## [PROBLEM DESCRIPTION]
What is needed here is an exact copy of all the data.

= = = = =

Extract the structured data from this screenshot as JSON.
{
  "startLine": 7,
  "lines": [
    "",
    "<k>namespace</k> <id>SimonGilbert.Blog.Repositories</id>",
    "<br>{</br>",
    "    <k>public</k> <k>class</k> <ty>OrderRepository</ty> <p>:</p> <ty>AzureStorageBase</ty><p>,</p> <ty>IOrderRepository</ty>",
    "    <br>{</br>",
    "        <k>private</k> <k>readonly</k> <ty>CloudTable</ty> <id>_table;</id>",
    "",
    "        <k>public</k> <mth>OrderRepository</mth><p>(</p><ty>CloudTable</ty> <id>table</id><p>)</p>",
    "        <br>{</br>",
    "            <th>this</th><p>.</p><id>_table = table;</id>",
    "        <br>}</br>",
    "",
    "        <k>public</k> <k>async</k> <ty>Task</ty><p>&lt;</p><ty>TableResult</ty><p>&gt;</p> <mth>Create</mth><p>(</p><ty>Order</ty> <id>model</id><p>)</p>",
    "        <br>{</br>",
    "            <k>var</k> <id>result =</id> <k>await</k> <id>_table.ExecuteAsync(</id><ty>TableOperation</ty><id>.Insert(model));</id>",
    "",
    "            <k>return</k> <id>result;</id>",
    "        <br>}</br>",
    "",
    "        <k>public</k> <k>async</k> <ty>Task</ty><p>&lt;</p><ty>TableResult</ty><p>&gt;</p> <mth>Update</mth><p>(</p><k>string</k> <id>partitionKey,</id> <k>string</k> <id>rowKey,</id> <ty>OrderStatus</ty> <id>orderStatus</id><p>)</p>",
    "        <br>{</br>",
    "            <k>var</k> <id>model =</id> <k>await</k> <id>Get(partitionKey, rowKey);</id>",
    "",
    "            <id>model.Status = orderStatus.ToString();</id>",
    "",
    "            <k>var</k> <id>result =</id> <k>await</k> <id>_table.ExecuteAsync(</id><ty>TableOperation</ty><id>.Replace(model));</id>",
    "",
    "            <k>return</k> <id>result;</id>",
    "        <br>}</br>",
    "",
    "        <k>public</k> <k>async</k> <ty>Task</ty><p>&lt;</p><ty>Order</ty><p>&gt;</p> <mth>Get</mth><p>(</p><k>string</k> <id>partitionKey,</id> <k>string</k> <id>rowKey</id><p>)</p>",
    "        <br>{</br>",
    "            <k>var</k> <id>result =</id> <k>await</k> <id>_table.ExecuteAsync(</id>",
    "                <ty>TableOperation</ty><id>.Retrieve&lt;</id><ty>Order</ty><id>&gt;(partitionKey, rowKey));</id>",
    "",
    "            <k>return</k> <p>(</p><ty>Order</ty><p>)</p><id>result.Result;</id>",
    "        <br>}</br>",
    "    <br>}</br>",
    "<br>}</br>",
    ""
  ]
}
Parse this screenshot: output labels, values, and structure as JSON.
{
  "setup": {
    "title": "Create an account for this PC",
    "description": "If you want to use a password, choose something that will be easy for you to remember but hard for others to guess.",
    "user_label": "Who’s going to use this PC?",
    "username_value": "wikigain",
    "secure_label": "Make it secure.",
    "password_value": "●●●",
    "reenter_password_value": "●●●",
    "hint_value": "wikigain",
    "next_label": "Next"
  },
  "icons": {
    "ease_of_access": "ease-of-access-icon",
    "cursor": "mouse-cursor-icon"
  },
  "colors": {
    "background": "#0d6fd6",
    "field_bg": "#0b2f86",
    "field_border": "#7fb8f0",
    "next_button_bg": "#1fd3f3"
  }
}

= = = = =

## [WRITTEN RESPONSE]
Extract the structured data from this screenshot as JSON.
{
  "startLine": 7,
  "lines": [
    "",
    "<k>namespace</k> <id>SimonGilbert.Blog.Repositories</id>",
    "<br>{</br>",
    "    <k>public</k> <k>class</k> <ty>OrderRepository</ty> <p>:</p> <ty>AzureStorageBase</ty><p>,</p> <ty>IOrderRepository</ty>",
    "    <br>{</br>",
    "        <k>private</k> <k>readonly</k> <ty>CloudTable</ty> <id>_table;</id>",
    "",
    "        <k>public</k> <mth>OrderRepository</mth><p>(</p><ty>CloudTable</ty> <id>table</id><p>)</p>",
    "        <br>{</br>",
    "            <th>this</th><p>.</p><id>_table = table;</id>",
    "        <br>}</br>",
    "",
    "        <k>public</k> <k>async</k> <ty>Task</ty><p>&lt;</p><ty>TableResult</ty><p>&gt;</p> <mth>Create</mth><p>(</p><ty>Order</ty> <id>model</id><p>)</p>",
    "        <br>{</br>",
    "            <k>var</k> <id>result =</id> <k>await</k> <id>_table.ExecuteAsync(</id><ty>TableOperation</ty><id>.Insert(model));</id>",
    "",
    "            <k>return</k> <id>result;</id>",
    "        <br>}</br>",
    "",
    "        <k>public</k> <k>async</k> <ty>Task</ty><p>&lt;</p><ty>TableResult</ty><p>&gt;</p> <mth>Update</mth><p>(</p><k>string</k> <id>partitionKey,</id> <k>string</k> <id>rowKey,</id> <ty>OrderStatus</ty> <id>orderStatus</id><p>)</p>",
    "        <br>{</br>",
    "            <k>var</k> <id>model =</id> <k>await</k> <id>Get(partitionKey, rowKey);</id>",
    "",
    "            <id>model.Status = orderStatus.ToString();</id>",
    "",
    "            <k>var</k> <id>result =</id> <k>await</k> <id>_table.ExecuteAsync(</id><ty>TableOperation</ty><id>.Replace(model));</id>",
    "",
    "            <k>return</k> <id>result;</id>",
    "        <br>}</br>",
    "",
    "        <k>public</k> <k>async</k> <ty>Task</ty><p>&lt;</p><ty>Order</ty><p>&gt;</p> <mth>Get</mth><p>(</p><k>string</k> <id>partitionKey,</id> <k>string</k> <id>rowKey</id><p>)</p>",
    "        <br>{</br>",
    "            <k>var</k> <id>result =</id> <k>await</k> <id>_table.ExecuteAsync(</id>",
    "                <ty>TableOperation</ty><id>.Retrieve&lt;</id><ty>Order</ty><id>&gt;(partitionKey, rowKey));</id>",
    "",
    "            <k>return</k> <p>(</p><ty>Order</ty><p>)</p><id>result.Result;</id>",
    "        <br>}</br>",
    "    <br>}</br>",
    "<br>}</br>",
    ""
  ]
}
Parse this screenshot: output labels, values, and structure as JSON.
{
  "setup": {
    "title": "Create an account for this PC",
    "description": "If you want to use a password, choose something that will be easy for you to remember but hard for others to guess.",
    "user_label": "Who’s going to use this PC?",
    "username_value": "wikigain",
    "secure_label": "Make it secure.",
    "password_value": "●●●",
    "reenter_password_value": "●●●",
    "hint_value": "wikigain",
    "next_label": "Next"
  },
  "icons": {
    "ease_of_access": "ease-of-access-icon",
    "cursor": "mouse-cursor-icon"
  },
  "colors": {
    "background": "#0d6fd6",
    "field_bg": "#0b2f86",
    "field_border": "#7fb8f0",
    "next_button_bg": "#1fd3f3"
  }
}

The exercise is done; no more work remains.